Multiple sclerosis (MS) is an inflammatory autoimmune disease of the central nervous system (CNS). In Germany, more than 280,000 people are affected. In most cases, MS progresses in relapses, which occur completely irregularly as excessive inflammatory reactions in the spinal cord and brain. In the process, misdirected immune cells destroy the protective myelin sheaths of the nerve fibers and thus damage the nerves.
High-dose cortisone is usually used to slow down the inflammation. Preventive immunotherapy is also used to reduce the number and severity of attacks. It is true that the nerve fiber sheaths can be partially restored by the body’s own repair processes. But this spontaneous remyelination usually proceeds incompletely in MS patients or fails to occur at all.

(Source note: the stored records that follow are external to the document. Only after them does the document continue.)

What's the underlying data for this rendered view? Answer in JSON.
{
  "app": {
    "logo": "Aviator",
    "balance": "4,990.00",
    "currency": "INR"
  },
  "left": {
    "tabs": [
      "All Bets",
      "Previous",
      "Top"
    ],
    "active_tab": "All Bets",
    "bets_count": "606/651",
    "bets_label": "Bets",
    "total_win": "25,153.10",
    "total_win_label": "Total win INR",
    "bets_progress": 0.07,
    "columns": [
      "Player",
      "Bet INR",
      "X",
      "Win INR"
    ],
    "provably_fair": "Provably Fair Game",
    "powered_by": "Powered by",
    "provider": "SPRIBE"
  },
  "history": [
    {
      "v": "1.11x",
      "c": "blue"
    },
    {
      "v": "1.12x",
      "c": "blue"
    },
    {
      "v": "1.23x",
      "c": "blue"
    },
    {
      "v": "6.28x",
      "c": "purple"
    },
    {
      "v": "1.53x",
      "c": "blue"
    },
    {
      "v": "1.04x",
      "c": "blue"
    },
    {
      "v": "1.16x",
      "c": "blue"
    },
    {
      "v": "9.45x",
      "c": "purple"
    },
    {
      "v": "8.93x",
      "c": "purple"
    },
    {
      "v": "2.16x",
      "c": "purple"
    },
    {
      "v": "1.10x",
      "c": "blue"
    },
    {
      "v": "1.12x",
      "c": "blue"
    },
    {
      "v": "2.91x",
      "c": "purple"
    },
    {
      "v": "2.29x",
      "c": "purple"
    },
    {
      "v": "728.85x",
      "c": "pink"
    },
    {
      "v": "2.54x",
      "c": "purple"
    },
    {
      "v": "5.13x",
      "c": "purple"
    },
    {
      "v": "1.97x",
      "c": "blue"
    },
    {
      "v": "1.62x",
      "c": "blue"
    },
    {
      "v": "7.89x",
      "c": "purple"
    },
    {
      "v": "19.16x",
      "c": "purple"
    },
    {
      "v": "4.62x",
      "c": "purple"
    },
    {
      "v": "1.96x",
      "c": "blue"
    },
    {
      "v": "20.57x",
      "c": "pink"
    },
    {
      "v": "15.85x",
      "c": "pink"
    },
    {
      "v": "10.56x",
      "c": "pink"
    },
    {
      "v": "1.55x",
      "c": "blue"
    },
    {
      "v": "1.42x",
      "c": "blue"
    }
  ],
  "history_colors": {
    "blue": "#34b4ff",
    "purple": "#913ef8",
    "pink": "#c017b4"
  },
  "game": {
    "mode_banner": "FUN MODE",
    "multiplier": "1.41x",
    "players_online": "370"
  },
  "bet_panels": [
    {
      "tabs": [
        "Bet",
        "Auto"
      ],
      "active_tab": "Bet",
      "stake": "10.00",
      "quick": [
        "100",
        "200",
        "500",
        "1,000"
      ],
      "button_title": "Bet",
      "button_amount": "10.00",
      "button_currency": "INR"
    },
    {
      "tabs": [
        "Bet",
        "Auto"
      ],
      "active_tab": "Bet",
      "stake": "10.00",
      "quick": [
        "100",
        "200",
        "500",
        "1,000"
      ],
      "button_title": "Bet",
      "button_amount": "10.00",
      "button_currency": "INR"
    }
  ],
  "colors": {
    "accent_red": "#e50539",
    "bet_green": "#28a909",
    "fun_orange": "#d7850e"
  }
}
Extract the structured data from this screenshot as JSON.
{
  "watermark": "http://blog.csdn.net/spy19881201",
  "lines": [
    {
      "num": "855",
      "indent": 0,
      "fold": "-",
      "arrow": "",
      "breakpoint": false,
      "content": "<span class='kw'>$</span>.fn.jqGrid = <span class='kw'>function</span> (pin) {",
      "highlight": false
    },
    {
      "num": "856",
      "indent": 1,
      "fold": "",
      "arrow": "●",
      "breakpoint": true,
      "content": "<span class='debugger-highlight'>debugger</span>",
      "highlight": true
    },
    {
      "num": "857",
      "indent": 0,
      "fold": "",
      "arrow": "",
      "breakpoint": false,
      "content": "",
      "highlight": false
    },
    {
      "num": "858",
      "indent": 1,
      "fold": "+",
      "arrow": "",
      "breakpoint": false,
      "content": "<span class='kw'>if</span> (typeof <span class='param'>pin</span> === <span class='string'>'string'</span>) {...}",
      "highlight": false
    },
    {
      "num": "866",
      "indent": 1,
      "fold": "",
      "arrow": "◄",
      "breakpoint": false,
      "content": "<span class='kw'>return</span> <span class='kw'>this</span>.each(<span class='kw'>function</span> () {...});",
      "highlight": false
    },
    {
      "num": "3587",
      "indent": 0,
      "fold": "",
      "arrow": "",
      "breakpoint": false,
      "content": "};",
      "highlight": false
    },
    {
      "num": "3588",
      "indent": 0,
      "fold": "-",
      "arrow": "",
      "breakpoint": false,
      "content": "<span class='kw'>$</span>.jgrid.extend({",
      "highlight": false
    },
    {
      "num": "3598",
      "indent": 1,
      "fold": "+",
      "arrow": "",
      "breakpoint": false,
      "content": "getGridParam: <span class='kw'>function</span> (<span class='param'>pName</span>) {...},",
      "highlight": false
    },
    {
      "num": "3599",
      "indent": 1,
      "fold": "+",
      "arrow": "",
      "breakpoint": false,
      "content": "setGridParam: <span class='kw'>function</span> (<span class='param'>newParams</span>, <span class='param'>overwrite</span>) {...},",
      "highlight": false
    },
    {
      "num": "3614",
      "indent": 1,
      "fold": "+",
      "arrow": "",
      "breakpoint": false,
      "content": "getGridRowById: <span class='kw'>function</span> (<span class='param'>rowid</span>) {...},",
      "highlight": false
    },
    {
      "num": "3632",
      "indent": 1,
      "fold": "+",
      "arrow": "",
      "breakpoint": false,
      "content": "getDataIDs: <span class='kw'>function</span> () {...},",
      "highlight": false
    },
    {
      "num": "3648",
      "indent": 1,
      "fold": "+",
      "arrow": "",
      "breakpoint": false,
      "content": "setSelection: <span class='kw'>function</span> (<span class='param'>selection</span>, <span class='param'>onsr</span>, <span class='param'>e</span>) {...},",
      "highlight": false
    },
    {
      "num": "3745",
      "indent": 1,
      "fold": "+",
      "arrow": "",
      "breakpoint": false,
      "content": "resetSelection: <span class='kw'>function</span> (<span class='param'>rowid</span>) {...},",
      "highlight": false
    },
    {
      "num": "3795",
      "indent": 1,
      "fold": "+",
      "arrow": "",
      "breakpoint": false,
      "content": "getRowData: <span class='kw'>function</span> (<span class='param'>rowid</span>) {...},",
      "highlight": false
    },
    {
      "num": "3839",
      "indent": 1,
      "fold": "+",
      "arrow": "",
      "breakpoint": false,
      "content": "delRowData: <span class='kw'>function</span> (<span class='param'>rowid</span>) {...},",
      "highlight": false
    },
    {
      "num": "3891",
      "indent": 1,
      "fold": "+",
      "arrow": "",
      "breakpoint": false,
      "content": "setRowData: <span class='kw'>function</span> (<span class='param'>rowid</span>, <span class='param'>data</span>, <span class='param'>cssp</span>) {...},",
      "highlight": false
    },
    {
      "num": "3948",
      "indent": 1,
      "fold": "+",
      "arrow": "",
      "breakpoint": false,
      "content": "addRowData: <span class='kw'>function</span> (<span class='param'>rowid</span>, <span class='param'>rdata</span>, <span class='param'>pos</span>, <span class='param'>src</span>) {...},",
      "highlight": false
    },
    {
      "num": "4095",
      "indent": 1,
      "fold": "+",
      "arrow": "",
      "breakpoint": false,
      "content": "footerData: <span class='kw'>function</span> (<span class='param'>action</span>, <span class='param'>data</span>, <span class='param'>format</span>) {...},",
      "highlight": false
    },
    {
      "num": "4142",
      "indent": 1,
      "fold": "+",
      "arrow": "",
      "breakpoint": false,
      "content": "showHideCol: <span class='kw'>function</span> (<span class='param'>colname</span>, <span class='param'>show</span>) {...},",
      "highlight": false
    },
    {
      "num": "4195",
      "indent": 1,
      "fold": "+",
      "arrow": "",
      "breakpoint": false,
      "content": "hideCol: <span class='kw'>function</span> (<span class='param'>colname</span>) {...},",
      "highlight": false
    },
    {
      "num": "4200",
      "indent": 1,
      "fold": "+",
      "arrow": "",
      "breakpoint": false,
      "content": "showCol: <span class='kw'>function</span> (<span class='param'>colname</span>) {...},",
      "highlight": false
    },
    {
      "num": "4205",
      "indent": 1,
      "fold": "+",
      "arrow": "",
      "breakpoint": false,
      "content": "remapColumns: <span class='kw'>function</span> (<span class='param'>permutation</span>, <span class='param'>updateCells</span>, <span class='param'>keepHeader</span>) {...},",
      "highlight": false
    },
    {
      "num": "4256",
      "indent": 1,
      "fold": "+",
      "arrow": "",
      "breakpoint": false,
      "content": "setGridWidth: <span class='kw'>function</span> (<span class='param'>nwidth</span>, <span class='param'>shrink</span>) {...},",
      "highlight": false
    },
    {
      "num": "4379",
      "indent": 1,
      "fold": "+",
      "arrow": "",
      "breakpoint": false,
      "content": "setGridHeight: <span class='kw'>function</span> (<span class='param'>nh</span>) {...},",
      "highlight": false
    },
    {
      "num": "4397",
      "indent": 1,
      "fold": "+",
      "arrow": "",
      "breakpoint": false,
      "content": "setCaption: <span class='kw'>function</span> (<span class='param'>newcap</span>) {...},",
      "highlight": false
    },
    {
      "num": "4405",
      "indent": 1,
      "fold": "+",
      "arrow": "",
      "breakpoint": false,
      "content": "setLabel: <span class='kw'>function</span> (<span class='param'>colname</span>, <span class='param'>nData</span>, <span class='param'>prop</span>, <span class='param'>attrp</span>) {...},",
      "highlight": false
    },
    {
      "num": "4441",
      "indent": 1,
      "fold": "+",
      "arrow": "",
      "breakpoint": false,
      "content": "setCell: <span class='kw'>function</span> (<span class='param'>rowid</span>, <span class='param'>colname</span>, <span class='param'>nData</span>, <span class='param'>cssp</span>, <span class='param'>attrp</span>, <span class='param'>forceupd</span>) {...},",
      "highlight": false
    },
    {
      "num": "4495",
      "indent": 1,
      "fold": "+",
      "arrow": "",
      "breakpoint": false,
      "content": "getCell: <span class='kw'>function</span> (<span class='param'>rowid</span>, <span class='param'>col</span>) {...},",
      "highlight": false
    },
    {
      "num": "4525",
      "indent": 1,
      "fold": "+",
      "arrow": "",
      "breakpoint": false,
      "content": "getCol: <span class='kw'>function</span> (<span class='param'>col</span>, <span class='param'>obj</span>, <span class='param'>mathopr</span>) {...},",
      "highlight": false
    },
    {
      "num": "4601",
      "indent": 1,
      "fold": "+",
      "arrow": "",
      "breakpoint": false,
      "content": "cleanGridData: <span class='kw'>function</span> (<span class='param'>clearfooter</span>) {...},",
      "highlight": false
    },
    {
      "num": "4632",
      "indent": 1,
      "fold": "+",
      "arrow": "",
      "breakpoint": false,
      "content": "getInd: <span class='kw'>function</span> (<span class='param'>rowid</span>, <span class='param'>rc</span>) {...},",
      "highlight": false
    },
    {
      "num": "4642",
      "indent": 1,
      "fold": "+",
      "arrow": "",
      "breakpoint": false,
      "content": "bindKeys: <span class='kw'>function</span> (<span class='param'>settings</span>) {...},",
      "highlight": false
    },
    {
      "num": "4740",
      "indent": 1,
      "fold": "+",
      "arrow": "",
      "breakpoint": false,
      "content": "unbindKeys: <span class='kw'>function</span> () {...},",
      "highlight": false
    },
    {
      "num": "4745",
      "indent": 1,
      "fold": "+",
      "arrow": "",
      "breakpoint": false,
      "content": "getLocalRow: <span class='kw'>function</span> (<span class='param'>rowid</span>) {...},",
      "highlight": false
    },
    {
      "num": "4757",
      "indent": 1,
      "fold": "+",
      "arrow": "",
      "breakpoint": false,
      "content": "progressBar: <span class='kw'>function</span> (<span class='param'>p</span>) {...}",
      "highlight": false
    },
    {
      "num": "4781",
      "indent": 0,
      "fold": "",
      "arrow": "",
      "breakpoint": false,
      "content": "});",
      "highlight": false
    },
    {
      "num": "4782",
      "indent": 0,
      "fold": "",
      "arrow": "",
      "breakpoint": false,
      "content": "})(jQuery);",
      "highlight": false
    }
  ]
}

And to date, there is no drug that promotes this repair. Researchers from the Department of Neurology with Clinical Neurophysiology and the Institute of Clinical Biochemistry at the Hannover Medical School (MHH) have now discovered a naturally occurring mechanism that can be used to decisively improve the repair of the myelin sheaths.